On a lovely Sunday morning, I accidentally made
an impressive wisecrack about someone named Schumacher.
He laughed for years after.
I know what Brubek’s Take Five is, if we’re talking
about jazz, and he reminded me that it is,
without a doubt, A Beautiful Morning,
When I first played a guitar, I could hear
of paused television while I practiced
A E D over and over.
His hands always could graze
the strings the keys the drum
more gracefully than mine.
My father used to build houses.
I have heard it said he helped
build half the homes in our town.
It is no wonder he could so easily
nail together all these pieces.
Each morning I check for money
tucked underneath the coffee machine.
When business went kaput, big bad Dad
dragged a dirty plastic table to the front of Allen St Package Store
and sold cigars to boozers,
because no one should tell the boss what to do.
He since popped up shop,
but every year since has been a bad year for cigars.
Every time I finish a glass of wine,
which is likely more often than I should finish a glass of wine,
I wonder if he is sitting in his big blue chair
(which became a similarly worn maroon chair
in the sweaty year of ‘98),
nesting restfully into the death march of Jerry Remy.
— Renee Berard (via rbustyb)
— Pamela Ann, Chasing Imperfection (via simply-quotes)
I like the way you have doctored your body.
I like the way
when I read the slow curves of your hips,
I also read the script in your head
in swirling black letters.
It reads: Swing through life!
I don’t know what it means, but I’ll swing
if you know what I mean.
On the top of…
Everything is the same shade of rose-colored,
rose-watered elastic, pink, pink flesh. I reached
deep into the caverns of the butterfly cave and pull
out torn up ashed pieces of rose petal, pedaled.
It is pink, soft and brown pink, like the color of bare
back after sun, morning glow yellow. Pink, pink rose,
deep-watered, soiled, splashed rose, pinked up, perked
up after grocery green picnic, tied tight like a bow.
Knotted, double knotted, tied tight like a pink, pink bow.
Wavy-weird, dreamy, creamy pink and white, light pink,
the color of her flesh under clothes. I want kisses
like the underbelly of a kitten. I want kisses like the red-
pink, puffed-pink of her lips; let me touch you there.
I read that the paw pads of a kitten are made
of the same pink stuff as his cold, wet nose. Everything
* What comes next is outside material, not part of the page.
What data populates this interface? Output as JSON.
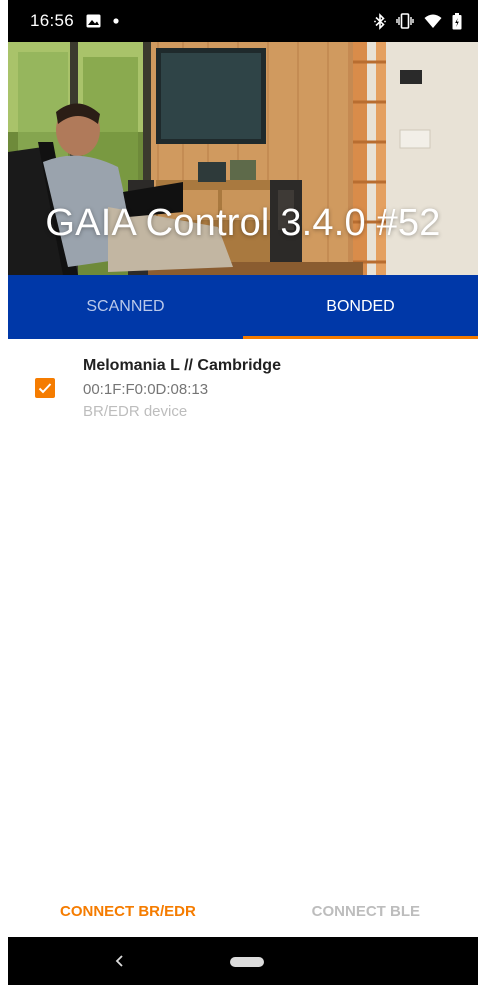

is the same taste of rose-colored rose water and I
won’t drink pink, sink in pink anymore.
It was late, of course,
just the two of us still at the table
working on a second bottle of wine
when you speculated that maybe Eve came first
and Adam began as a rib
that leaped out of her side one paradisal afternoon.
Maybe, I remember saying,
because much was possible back then,
and I mentioned the talking snake
and the giraffes sticking their necks out of the ark,
their noses up in the pouring Old Testament rain.
I like a man with a flexible mind, you said then,
lifting your candlelit glass to me
and I raised mine to you and began to wonder
what life would be like as one of your ribs —
to be with you all the time,
riding under your blouse and skin,
caged under the soft weight of your breasts,
your favorite rib, I am assuming,
if you ever bothered to stop and count them
which is just what I did later that night
after you had fallen asleep
and we fitted tightly back to front,
your long legs against the length of mine,
my fingers doing the crazy numbering that comes of love.
— Genesis — Billy Collins
i don’t really find cis people attractive. i mean, not to be cisphobic or anything, like i recognize that cis people are real and i’m sure there’s SOMEONE who finds them attractive, but they’re just unappealing to me, sexually. again, though, i swear i’m not cisphobic. it’s just a preference.